The Ear of the Cow

When I was sitting at #EMCWORLD listening to Cows moo during Jeremy’s ETD Keynote, I began to think about all of the data cows really do generate (among other things).

Jeremy EMC W

During a recent visit to Australia, I got a chance to visit a friend and colleagues’ ranch/farm where we began to experiment on the aspects of Jeremy’s talk on the amount of Big Data Cows can create.  We started by identifying a target workload.  Her name was Melody the Cow and it was perfect because she was located not too far from a [data] lake. And, not too unlike a target use case where the data is often close to the data lake, we had to coerce her to make her way to it.
Cow 1

Now what Jeremy didn’t explain on stage (always like executives to bypass the technical details) was how to plug Melody the Cow into the data lake.  We tried a couple different ports (including wireless) to no avail.  Seriously, there were some ports I just wasn’t prepared to test out.

At first I didn’t find any ports…
Cow 2

Then I enlisted support from B. Scott Cassell (smartest guy I know).
Cow 3

Then he checked Melody for ports on the front while I checked to see if the ports were on the back.
Cow 4
Cow 5

But the interfaces were a mismatch.

In the end, our farmer friend (Charles Sevior – Isilon CTO APJ) pointed out that Melody had an RFID chip that logged all of her activities (doh!).  I suppose that’s a lot like the netflow data of a switch that no one really thinks about.  Sometimes you need to look closer (like at the ear of the Cow).

Cow 6

Then we took that workload and multiplied it across the entire data set (big data comes from big cows — and one bull in this case) and look, we found the brown cow in a sea of black ones.

Cow 7

So, if you don’t know where to find the ear of your cow, try reaching out to EMC and set up a Big Data Vision Workshop.  Our experts are like expert farmers who know where the RFID chips are hidden and where to find value from your data [or cow].

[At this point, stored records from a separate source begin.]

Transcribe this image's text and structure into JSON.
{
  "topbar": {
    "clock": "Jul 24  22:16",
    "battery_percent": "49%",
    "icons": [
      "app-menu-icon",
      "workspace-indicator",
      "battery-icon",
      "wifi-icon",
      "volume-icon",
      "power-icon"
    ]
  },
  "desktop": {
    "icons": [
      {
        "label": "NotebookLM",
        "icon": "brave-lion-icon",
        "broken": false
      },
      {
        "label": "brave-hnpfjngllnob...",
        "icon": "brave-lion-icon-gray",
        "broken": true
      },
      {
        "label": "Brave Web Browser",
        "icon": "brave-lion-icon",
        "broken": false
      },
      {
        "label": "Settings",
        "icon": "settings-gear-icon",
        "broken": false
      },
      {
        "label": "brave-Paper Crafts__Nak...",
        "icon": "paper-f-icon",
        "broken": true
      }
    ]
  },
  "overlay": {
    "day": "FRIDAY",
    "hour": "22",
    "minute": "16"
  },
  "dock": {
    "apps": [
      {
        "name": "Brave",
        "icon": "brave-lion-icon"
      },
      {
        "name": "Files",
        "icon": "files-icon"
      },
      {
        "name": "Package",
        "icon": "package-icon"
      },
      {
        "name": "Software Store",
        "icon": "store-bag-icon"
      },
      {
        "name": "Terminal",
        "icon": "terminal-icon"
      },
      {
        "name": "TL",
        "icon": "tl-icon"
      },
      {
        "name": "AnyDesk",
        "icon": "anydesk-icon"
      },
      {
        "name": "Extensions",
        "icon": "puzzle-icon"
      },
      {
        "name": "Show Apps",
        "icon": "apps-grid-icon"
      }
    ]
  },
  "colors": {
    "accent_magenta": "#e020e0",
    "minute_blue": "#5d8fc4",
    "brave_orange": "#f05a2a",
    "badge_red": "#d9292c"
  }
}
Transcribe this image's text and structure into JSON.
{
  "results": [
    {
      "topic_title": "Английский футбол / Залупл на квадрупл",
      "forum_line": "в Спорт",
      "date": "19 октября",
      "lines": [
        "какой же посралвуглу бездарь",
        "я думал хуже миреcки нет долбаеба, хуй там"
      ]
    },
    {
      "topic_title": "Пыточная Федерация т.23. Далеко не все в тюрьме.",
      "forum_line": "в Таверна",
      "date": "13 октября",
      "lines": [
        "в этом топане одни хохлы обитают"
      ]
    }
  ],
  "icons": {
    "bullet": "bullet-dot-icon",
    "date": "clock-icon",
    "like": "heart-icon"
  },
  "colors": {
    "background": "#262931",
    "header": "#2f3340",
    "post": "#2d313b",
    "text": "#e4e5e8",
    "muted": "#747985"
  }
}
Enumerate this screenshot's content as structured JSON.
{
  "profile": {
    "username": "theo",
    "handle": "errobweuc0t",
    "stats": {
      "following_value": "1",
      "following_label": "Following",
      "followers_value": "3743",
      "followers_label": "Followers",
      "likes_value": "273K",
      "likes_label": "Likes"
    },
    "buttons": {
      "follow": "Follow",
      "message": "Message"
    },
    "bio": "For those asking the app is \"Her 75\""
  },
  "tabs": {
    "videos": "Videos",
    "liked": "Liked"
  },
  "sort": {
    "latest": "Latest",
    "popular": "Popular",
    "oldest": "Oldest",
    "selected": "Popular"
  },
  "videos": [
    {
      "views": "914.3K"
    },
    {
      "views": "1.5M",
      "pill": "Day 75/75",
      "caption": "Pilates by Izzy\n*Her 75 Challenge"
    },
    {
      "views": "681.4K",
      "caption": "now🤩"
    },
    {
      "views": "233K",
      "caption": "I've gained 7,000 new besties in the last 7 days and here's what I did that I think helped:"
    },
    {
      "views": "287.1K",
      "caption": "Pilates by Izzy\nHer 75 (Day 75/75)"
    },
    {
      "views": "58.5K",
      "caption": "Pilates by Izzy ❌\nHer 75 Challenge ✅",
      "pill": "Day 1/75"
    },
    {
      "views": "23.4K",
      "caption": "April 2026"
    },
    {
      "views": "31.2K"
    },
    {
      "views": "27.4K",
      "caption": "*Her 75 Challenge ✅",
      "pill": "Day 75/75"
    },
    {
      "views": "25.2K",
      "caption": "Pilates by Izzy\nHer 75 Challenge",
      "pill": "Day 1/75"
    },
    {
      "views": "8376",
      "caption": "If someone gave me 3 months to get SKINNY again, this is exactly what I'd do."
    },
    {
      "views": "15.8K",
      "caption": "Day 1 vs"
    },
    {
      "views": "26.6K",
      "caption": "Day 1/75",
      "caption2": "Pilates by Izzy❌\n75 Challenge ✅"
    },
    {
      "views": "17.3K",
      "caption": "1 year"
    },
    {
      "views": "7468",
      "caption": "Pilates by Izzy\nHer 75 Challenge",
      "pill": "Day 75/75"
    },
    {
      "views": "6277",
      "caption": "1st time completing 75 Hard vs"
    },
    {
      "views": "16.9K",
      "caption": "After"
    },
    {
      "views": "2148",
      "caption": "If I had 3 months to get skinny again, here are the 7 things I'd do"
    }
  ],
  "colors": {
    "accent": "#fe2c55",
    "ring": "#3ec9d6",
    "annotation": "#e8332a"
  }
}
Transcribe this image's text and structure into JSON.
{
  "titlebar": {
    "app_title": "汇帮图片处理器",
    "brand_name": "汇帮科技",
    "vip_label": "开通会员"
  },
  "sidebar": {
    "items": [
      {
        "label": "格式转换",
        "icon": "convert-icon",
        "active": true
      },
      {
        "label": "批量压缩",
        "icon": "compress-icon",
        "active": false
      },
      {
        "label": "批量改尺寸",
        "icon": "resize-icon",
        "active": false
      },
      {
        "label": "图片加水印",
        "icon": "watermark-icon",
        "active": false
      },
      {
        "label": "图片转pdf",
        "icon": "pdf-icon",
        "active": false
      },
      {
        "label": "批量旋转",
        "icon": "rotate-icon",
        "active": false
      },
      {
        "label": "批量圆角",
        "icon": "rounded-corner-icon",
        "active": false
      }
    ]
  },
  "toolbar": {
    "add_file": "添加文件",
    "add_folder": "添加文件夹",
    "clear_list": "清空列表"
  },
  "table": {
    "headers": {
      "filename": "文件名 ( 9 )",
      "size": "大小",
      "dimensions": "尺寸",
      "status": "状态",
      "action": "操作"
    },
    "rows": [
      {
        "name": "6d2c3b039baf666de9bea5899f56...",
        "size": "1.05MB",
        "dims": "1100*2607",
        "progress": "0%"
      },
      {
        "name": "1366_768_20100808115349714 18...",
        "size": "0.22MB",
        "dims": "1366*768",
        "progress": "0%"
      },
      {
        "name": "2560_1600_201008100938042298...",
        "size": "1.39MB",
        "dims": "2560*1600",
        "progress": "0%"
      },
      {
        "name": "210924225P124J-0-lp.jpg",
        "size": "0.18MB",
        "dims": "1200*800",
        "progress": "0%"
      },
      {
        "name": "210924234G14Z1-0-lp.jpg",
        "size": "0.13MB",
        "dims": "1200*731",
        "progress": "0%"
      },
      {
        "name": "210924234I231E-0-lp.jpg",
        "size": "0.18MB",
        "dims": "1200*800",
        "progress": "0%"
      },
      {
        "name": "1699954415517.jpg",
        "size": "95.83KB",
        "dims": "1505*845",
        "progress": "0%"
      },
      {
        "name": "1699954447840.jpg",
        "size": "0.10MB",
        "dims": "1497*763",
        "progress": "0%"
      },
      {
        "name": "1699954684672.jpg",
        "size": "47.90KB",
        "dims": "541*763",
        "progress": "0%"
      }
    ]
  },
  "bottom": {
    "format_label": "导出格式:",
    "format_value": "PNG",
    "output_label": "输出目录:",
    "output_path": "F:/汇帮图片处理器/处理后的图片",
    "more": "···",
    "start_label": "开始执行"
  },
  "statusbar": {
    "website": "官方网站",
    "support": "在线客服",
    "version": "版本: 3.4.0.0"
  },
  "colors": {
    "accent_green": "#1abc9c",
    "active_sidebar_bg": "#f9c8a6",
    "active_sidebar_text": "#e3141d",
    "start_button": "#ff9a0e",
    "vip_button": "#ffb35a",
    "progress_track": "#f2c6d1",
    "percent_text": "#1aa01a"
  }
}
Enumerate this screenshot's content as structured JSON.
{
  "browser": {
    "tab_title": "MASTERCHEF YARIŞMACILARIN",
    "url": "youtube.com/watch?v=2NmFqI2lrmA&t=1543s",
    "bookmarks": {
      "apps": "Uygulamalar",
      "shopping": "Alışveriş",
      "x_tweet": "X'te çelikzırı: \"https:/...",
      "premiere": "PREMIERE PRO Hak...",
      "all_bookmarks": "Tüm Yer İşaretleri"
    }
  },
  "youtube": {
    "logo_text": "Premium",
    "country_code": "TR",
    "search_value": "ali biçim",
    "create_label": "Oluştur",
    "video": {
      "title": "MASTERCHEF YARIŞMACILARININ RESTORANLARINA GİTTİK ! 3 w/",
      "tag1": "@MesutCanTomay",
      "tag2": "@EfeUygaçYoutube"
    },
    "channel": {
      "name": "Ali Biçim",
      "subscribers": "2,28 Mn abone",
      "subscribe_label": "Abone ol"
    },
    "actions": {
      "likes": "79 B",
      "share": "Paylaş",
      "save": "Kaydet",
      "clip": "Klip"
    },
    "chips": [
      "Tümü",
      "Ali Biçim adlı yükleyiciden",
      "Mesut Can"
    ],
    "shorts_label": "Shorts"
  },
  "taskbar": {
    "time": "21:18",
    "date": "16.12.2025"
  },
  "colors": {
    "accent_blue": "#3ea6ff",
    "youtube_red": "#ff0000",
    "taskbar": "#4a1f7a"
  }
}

P.S. No chickens were harmed during the creation of this blog.

About the Author: Ryan Peterson